There are many examples of persistence in prayer: The widow’s son, Elijah stretched himself out on him three times (1 Kings 17:19-21); Elijah was praying for rain and had his servant look for a sign of rain seven times (1 Kings 18:41-44); The Syrophonician woman (Mark 7:24-30); Jacob (Gen. 32); A friend asking for bread at midnight (Luke 11:5-10); The widow and the unjust judge (Luke 18:1-8). Let’s lay hold of God and not let up until we have received what we have requested (Isaiah 64:7).
We must pray with anticipation (1 Kings 18:41-45). When Elijah began to pray for it to rain again, after being dry for three and a half years, he prayed with expectancy. He put his head between his legs and prayed. He then asked his servant if he saw anything. He said, “there is nothing”. He did this seven times, until after the seventh time the servant said, I see a cloud about the size of a man’s hand. When Elijah heard this, he knew the rain was on its way. Pray and keep praying in faith, looking for and expecting your answer, until it manifest itself.

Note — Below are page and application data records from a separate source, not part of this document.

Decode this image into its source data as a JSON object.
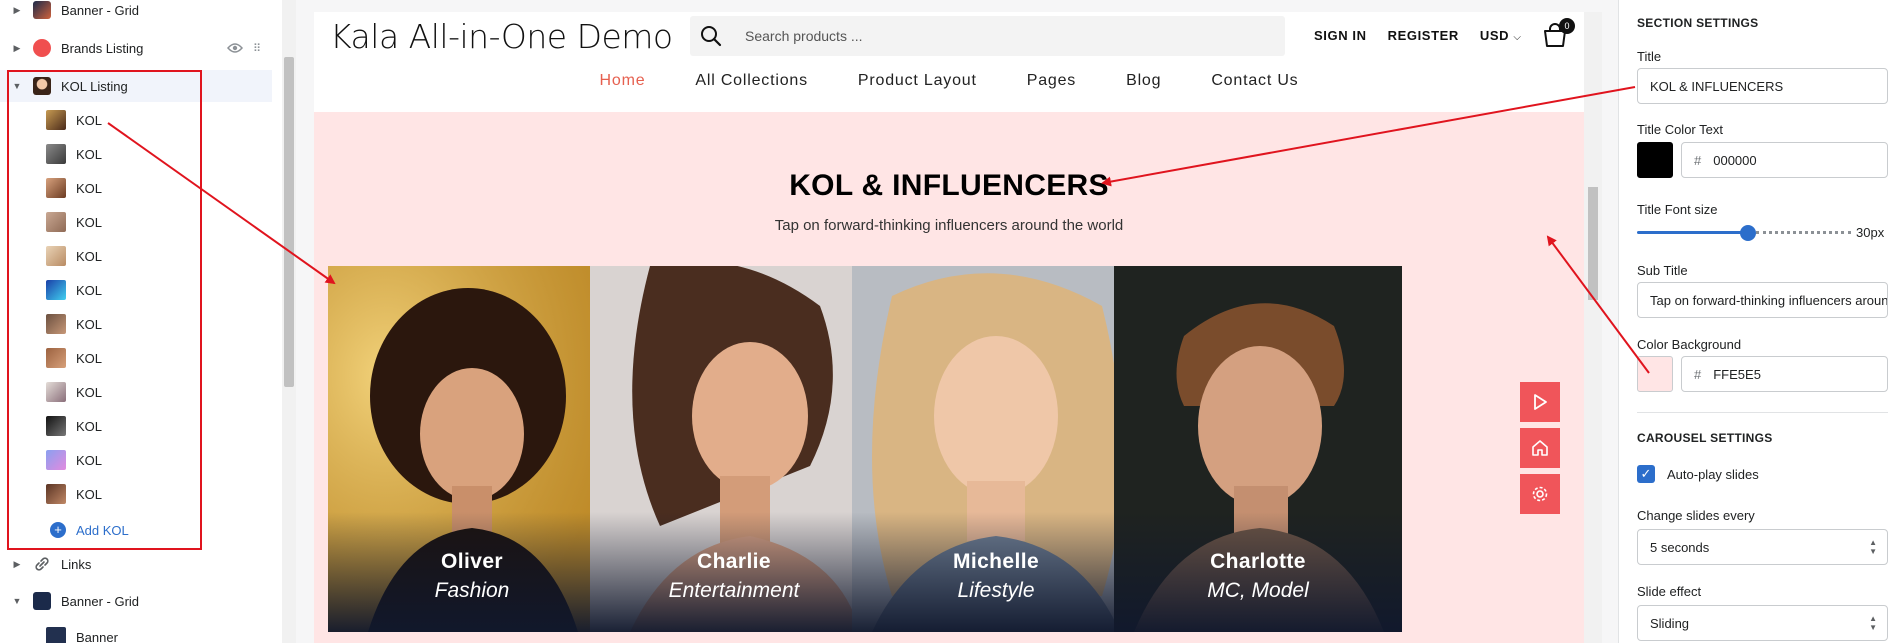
{
  "sidebar": {
    "top_item": {
      "label": "Banner - Grid"
    },
    "brands": {
      "label": "Brands Listing",
      "eye_icon": "eye-icon",
      "drag_icon": "drag-handle-icon"
    },
    "kol_listing": {
      "label": "KOL Listing"
    },
    "kol_children": [
      {
        "label": "KOL"
      },
      {
        "label": "KOL"
      },
      {
        "label": "KOL"
      },
      {
        "label": "KOL"
      },
      {
        "label": "KOL"
      },
      {
        "label": "KOL"
      },
      {
        "label": "KOL"
      },
      {
        "label": "KOL"
      },
      {
        "label": "KOL"
      },
      {
        "label": "KOL"
      },
      {
        "label": "KOL"
      },
      {
        "label": "KOL"
      }
    ],
    "add_kol": "Add KOL",
    "links": {
      "label": "Links"
    },
    "banner_grid_2": {
      "label": "Banner - Grid"
    },
    "banner_child": {
      "label": "Banner"
    }
  },
  "store": {
    "title": "Kala All-in-One Demo",
    "search_placeholder": "Search products ...",
    "sign_in": "SIGN IN",
    "register": "REGISTER",
    "currency": "USD",
    "cart_count": "0",
    "nav": [
      {
        "label": "Home",
        "current": true
      },
      {
        "label": "All Collections"
      },
      {
        "label": "Product Layout"
      },
      {
        "label": "Pages"
      },
      {
        "label": "Blog"
      },
      {
        "label": "Contact Us"
      }
    ]
  },
  "kol_section": {
    "title": "KOL & INFLUENCERS",
    "subtitle": "Tap on forward-thinking influencers around the world",
    "background": "#FFE5E5",
    "title_color": "#000000",
    "cards": [
      {
        "name": "Oliver",
        "role": "Fashion"
      },
      {
        "name": "Charlie",
        "role": "Entertainment"
      },
      {
        "name": "Michelle",
        "role": "Lifestyle"
      },
      {
        "name": "Charlotte",
        "role": "MC, Model"
      }
    ],
    "float_buttons": [
      "play-icon",
      "home-icon",
      "gear-icon"
    ]
  },
  "settings": {
    "section_heading": "SECTION SETTINGS",
    "title_label": "Title",
    "title_value": "KOL & INFLUENCERS",
    "title_color_label": "Title Color Text",
    "title_color_hex": "000000",
    "font_size_label": "Title Font size",
    "font_size_value": "30px",
    "font_size_fraction": 0.52,
    "subtitle_label": "Sub Title",
    "subtitle_value": "Tap on forward-thinking influencers around the world",
    "bg_label": "Color Background",
    "bg_hex": "FFE5E5",
    "carousel_heading": "CAROUSEL SETTINGS",
    "autoplay_label": "Auto-play slides",
    "autoplay_checked": true,
    "change_every_label": "Change slides every",
    "change_every_value": "5 seconds",
    "effect_label": "Slide effect",
    "effect_value": "Sliding"
  },
  "colors": {
    "accent": "#2c6ecb",
    "nav_current": "#e6604f",
    "annotation_red": "#e0141e",
    "float_button": "#f0555a"
  }
}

The one praying must be righteous (James 5:16). The blind man who had been healed said, “We know that God does not hear sinners” (John 9:31). Sins blocks our prayers from being heard and answered (Isaiah 59:1-2; Psalms 66:18). We have no righteousness of our own (Isaiah 64:6; Romans 3:23). The only righteousness we will ever have is inputed righteousness (2 Corinthians 5:21). That is why we need Jesus. He is the substitution for our sins. The moment we put our faith in Jesus, as our only hope of salvation and the one who paid the penalty for our sins, we are declared righteous by God. Jesus’ righteousness is put to our account and we are righteous in God’s sight. He sees us just as if we had never sinned. From that point on you can pray effectively as a righteous man or woman.
We also should daily ask God to search our heart for anything that may not be right with Him and make it right by confessing it as sin (1 John 1:9). This should be done at the beginning of our prayer time. We should also ask God to show us anything that might be wrong between us and anyone. If there is anything, we should do our best to make things right with them as well (Matthew 5:23-24). This assures there is nothing standing in the way of our praying effectively.